Incidental Primary Bronchioloalveolar Carcinoma-Like Lesions in Young Patients with Pediatric Malignancies: Histopathologic and Molecular Features
M He, MF Zakowski, A Moreira, C Lau, AJ Chou, M Merchant, PR Melora, LH Wexler, MP La Quaglia, WD Travis, ML Kayton, M Ladanyi. Memorial Sloan-Kettering Cancer Center, New York, NY
Background: Primary lung adenocarcinoma is extremely rare in the pediatric age group. There have been anecdotal reports of lesions that histologically resemble usual bronchioloalveolar carcinoma (BAC) in young patients after treatment for non-pulmonary cancers. Here, we present clinical, histopathologic, and molecular data on a single-institution series of seven such cases.
Design: All cases were identified in the course of clinical care. Specimens were from open thoracotomies or thorascopic biopsies. Molecular studies for EGFR and KRAS mutations were performed in five patients with sufficient material using DNA extracted from paraffin-embedded tissues.
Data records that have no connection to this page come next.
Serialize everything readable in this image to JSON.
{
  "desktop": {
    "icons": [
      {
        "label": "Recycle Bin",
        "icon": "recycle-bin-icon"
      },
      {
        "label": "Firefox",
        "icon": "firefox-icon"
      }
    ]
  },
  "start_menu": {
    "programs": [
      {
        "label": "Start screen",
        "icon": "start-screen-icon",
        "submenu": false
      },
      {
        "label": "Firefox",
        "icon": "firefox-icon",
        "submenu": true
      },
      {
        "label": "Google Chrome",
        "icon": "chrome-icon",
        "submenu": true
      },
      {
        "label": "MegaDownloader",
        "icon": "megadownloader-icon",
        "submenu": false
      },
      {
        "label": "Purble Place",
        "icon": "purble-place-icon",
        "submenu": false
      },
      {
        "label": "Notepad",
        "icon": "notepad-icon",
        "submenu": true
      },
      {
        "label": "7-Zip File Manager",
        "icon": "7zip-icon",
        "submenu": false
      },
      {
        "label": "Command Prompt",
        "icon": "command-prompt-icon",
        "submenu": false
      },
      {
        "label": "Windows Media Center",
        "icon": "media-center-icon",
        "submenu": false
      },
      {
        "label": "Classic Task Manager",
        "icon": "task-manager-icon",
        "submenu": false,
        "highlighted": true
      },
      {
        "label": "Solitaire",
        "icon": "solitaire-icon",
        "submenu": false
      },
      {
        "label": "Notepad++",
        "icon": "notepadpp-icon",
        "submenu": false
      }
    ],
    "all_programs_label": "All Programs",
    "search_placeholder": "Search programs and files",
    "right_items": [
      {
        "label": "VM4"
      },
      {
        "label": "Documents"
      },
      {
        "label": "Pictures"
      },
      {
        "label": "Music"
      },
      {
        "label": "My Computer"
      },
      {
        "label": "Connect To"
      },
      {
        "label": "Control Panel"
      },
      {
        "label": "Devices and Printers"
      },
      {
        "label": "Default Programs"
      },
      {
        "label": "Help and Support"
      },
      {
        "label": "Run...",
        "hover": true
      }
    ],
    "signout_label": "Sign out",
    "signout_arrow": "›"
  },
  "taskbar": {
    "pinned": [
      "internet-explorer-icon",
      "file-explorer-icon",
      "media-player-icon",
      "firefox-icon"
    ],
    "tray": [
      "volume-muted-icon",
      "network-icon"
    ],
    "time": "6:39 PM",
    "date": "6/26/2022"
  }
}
Results: All seven patients were nonsmokers, three male and four female. Median age at original cancer diagnosis was 14 years (range 3-23). Four had osteosarcoma (OS), one mesenchymal chondrosarcoma (MCS), one Wilms tumor and one neuroblastoma. All had received intensive chemotherapy. Median age at diagnosis of pulmonary BAC-like lesions was 15 years (range 10-24). All lesions were found incidentally either by preoperative CT (n=3) or at time of surgery. Retrospective review showed that in at least three patients the nodules were present prior to chemotherapy. Their sizes ranged from 0.1 to 0.6 cm. The histopathology ranged from AAH, to BAC, to mixed subtype with acinar or papillary features. In three patients, the BAC-like nodules were multiple and co-existed with lung metastases of the original cancer. Of five tumors tested, one was positive for the EGFR L858R mutation (patient with prior OS) and another was positive for KRAS G12V (patient with prior MCS); the remaining three were negative for common EGFR and KRAS mutations. Six patients have remained well with a median follow-up of 8 months (1-29 months).
Conclusions: Incidental BAC-like lesions in patients with pediatric cancers can show typical lung adenocarcinoma-type mutations and may not always be chemotherapy-related. Other possibilities include a selection bias effect due to enhanced radiographic scrutiny, a common predisposing germline alteration, or a common prior mutagenic exposure. The natural history and management of this entity remain to be better defined.
Monday, March 9, 2009 1:00 PM
Poster Session II # 213, Monday Afternoon